### Task requirements
The answer must consist of every line in the records that contains the word "this".

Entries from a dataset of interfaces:
Segment Open

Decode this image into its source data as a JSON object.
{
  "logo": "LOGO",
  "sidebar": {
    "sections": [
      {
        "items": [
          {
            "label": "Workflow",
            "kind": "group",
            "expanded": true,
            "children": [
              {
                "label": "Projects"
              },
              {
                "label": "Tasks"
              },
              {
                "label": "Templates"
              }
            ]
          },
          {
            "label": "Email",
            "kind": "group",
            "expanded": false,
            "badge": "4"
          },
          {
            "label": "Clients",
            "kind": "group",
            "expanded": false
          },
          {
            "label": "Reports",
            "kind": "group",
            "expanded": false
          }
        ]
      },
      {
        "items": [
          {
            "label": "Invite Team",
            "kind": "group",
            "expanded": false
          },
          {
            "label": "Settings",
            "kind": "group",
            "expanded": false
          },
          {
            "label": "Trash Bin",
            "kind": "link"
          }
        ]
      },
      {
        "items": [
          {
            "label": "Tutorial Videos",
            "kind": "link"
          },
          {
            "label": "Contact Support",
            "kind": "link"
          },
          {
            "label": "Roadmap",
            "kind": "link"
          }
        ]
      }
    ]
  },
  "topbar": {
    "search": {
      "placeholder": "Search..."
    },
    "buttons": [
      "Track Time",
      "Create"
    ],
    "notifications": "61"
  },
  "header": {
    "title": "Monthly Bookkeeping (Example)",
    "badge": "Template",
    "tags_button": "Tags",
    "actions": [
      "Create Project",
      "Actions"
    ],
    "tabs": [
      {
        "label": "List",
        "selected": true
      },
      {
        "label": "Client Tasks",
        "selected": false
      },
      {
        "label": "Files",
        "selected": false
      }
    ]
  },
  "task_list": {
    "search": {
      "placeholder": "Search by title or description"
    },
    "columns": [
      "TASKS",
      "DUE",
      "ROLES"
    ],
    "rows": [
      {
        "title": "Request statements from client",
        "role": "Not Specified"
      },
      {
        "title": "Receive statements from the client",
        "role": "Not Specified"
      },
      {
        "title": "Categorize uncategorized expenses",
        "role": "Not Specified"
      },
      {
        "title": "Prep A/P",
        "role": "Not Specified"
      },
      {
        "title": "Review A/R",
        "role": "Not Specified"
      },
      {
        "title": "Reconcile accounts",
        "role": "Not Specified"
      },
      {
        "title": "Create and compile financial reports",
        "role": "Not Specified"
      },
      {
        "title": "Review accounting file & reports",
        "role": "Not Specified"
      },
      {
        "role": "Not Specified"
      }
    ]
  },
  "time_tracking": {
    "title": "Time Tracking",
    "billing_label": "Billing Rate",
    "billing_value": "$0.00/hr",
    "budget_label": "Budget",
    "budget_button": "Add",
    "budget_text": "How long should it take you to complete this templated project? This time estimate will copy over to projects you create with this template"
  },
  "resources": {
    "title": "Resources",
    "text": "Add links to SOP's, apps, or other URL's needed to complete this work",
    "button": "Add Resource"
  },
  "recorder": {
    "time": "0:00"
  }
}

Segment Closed

### Response
Decode this image into its source data as a JSON object.
    "budget_text": "How long should it take you to complete this templated project? This time estimate will copy over to projects you create with this template"
    "text": "Add links to SOP's, apps, or other URL's needed to complete this work",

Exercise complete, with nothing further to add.